Is anyone listening?

April 3, 2023by Lisa Philp

Listening is a skill ~ an art. The more we coach, either in a team setting or one on one, the more we realize how important it is to develop our ability to listen. The key to communication and influencing people is to listen first and talk second and very little. Seek first to understand and show your understanding and then seek to be understood. Heard this before? Sounds simple doesn’t it? Simpler said than done and so rarely done.


How skilled are you at listening, truly listening? Are you listening to what is being said and to what is not being said? Are you working at understanding and walking in their shoes or are you busy preparing your next line, rebuttal, or solution to their “problem?” Are you off somewhere else thinking about tonight’s dinner or your golf game tomorrow?

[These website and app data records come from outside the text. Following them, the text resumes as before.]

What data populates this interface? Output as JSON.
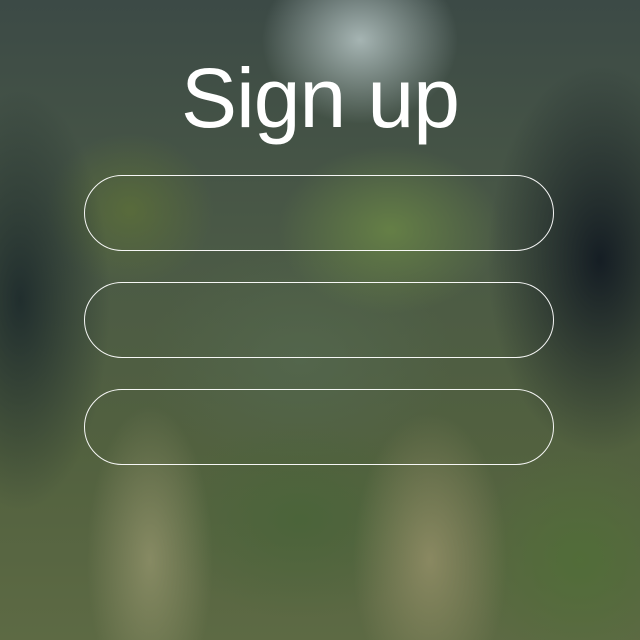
{
  "page": {
    "title": "Sign up"
  },
  "form": {
    "fields": [
      {
        "value": "",
        "placeholder": ""
      },
      {
        "value": "",
        "placeholder": ""
      },
      {
        "value": "",
        "placeholder": ""
      }
    ]
  },
  "colors": {
    "text": "#ffffff",
    "field_border": "#ffffff"
  }
}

This week encourage yourself to take opportunities in the week ahead to listen, really listen, to those around you, your team, your clients and your loved ones. Be the true receiver of the information they are sharing. Be curious. Ask open ended questions. Listen carefully for the message. Indicate that you have heard and understood by paraphrasing back what you have heard. Ask more questions. They will be thankful. You will be amazed at your results.


The poem by Sean Covey’s book “7 Habits of Highly Effective Teens” indicates the human desire to be heard and understood. This is a great resource tool to drive home the importance of listening.

Please listen

When I ask you to listen to me

and you start giving me advice

you have not done what I asked.

When I ask you to listen to me

and you begin to tell me why

I shouldn’t feel that way

you are trampling on my feelings

When I ask you to listen to me

and you feel you have to do something

to solve my problem

you have failed me

strange as it may seem

Listen! All I ask is that you listen

Don’t talk or do—just hear me

Sean Covey

7 Habits of Highly Effective Teens


Active listening in your practice can help build and establish trust, rapport and effective communication among co-workers and patients.  It can reduce misunderstandings, increase productivity and build relationships. Follow these simple steps to ignite active listening and communication skills.

  • Pay attention and give the speaker your full attention. Avoid the distraction of thinking what you should day next.
  • Use positive body language to show you are listening. Make your posture be open and inviting.
  • Seek to understand what the speaker is saying by reflecting and studying the information given. Ask questions to clarify what you may not fully understand. Do not assume, ask.
  • Do not interrupt the speaker. Wait until they are finished to ask any questions.
  • Remember to listen – do not be so caught up in taking notes that you miss what the speaker is saying.
  • Respond appropriately, be honest and state your opinions respectfully.


Active listening is a learned skill and when used properly in workplace you will see the positive results. Call us today at 1-800-345-5157 or email at for more information on how we can help you succeed.

Lisa Philp